* _Work to complete_:
The whole listing must be returned exactly, with no line missing.

* _Data to process_:
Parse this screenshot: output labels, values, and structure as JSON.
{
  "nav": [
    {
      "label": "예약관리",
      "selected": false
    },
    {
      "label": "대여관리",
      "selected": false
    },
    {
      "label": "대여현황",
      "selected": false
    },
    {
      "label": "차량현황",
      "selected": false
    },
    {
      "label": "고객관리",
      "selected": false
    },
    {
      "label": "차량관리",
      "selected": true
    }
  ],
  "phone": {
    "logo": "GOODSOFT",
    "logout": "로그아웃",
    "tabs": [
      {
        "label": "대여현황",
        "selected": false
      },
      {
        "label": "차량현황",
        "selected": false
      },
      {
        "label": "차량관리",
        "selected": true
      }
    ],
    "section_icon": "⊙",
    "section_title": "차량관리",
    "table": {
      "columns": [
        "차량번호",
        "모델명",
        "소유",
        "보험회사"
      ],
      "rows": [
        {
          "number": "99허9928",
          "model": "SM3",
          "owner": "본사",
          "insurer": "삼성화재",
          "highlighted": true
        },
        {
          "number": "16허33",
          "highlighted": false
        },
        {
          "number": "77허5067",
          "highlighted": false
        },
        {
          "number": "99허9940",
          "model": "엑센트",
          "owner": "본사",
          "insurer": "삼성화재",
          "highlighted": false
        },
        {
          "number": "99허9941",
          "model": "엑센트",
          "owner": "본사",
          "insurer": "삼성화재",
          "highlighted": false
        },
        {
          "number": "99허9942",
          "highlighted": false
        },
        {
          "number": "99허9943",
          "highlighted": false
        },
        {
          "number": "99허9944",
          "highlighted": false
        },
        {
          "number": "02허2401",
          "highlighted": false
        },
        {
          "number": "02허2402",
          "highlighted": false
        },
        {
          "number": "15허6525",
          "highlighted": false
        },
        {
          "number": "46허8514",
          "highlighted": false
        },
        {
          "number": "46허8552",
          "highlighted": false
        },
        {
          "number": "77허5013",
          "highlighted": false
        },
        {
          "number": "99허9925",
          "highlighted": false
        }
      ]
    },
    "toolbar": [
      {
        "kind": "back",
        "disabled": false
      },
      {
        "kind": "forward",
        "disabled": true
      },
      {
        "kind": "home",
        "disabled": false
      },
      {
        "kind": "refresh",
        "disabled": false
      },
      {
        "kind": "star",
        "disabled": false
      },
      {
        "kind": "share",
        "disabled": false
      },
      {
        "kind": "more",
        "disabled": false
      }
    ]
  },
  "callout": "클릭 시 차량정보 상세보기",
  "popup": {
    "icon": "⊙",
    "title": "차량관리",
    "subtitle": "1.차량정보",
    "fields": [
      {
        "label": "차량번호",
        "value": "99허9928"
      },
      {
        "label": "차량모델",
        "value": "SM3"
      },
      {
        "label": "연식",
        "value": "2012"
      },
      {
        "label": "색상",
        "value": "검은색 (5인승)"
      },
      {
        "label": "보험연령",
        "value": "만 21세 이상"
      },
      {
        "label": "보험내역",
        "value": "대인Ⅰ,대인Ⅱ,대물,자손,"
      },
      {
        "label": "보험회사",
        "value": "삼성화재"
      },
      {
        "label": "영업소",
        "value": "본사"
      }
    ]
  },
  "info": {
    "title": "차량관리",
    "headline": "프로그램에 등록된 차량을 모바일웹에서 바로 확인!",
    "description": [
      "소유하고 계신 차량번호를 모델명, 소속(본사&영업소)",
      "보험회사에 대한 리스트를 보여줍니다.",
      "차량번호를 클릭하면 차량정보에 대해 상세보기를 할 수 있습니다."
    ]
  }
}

* _Answer box_:
Parse this screenshot: output labels, values, and structure as JSON.
{
  "nav": [
    {
      "label": "예약관리",
      "selected": false
    },
    {
      "label": "대여관리",
      "selected": false
    },
    {
      "label": "대여현황",
      "selected": false
    },
    {
      "label": "차량현황",
      "selected": false
    },
    {
      "label": "고객관리",
      "selected": false
    },
    {
      "label": "차량관리",
      "selected": true
    }
  ],
  "phone": {
    "logo": "GOODSOFT",
    "logout": "로그아웃",
    "tabs": [
      {
        "label": "대여현황",
        "selected": false
      },
      {
        "label": "차량현황",
        "selected": false
      },
      {
        "label": "차량관리",
        "selected": true
      }
    ],
    "section_icon": "⊙",
    "section_title": "차량관리",
    "table": {
      "columns": [
        "차량번호",
        "모델명",
        "소유",
        "보험회사"
      ],
      "rows": [
        {
          "number": "99허9928",
          "model": "SM3",
          "owner": "본사",
          "insurer": "삼성화재",
          "highlighted": true
        },
        {
          "number": "16허33",
          "highlighted": false
        },
        {
          "number": "77허5067",
          "highlighted": false
        },
        {
          "number": "99허9940",
          "model": "엑센트",
          "owner": "본사",
          "insurer": "삼성화재",
          "highlighted": false
        },
        {
          "number": "99허9941",
          "model": "엑센트",
          "owner": "본사",
          "insurer": "삼성화재",
          "highlighted": false
        },
        {
          "number": "99허9942",
          "highlighted": false
        },
        {
          "number": "99허9943",
          "highlighted": false
        },
        {
          "number": "99허9944",
          "highlighted": false
        },
        {
          "number": "02허2401",
          "highlighted": false
        },
        {
          "number": "02허2402",
          "highlighted": false
        },
        {
          "number": "15허6525",
          "highlighted": false
        },
        {
          "number": "46허8514",
          "highlighted": false
        },
        {
          "number": "46허8552",
          "highlighted": false
        },
        {
          "number": "77허5013",
          "highlighted": false
        },
        {
          "number": "99허9925",
          "highlighted": false
        }
      ]
    },
    "toolbar": [
      {
        "kind": "back",
        "disabled": false
      },
      {
        "kind": "forward",
        "disabled": true
      },
      {
        "kind": "home",
        "disabled": false
      },
      {
        "kind": "refresh",
        "disabled": false
      },
      {
        "kind": "star",
        "disabled": false
      },
      {
        "kind": "share",
        "disabled": false
      },
      {
        "kind": "more",
        "disabled": false
      }
    ]
  },
  "callout": "클릭 시 차량정보 상세보기",
  "popup": {
    "icon": "⊙",
    "title": "차량관리",
    "subtitle": "1.차량정보",
    "fields": [
      {
        "label": "차량번호",
        "value": "99허9928"
      },
      {
        "label": "차량모델",
        "value": "SM3"
      },
      {
        "label": "연식",
        "value": "2012"
      },
      {
        "label": "색상",
        "value": "검은색 (5인승)"
      },
      {
        "label": "보험연령",
        "value": "만 21세 이상"
      },
      {
        "label": "보험내역",
        "value": "대인Ⅰ,대인Ⅱ,대물,자손,"
      },
      {
        "label": "보험회사",
        "value": "삼성화재"
      },
      {
        "label": "영업소",
        "value": "본사"
      }
    ]
  },
  "info": {
    "title": "차량관리",
    "headline": "프로그램에 등록된 차량을 모바일웹에서 바로 확인!",
    "description": [
      "소유하고 계신 차량번호를 모델명, 소속(본사&영업소)",
      "보험회사에 대한 리스트를 보여줍니다.",
      "차량번호를 클릭하면 차량정보에 대해 상세보기를 할 수 있습니다."
    ]
  }
}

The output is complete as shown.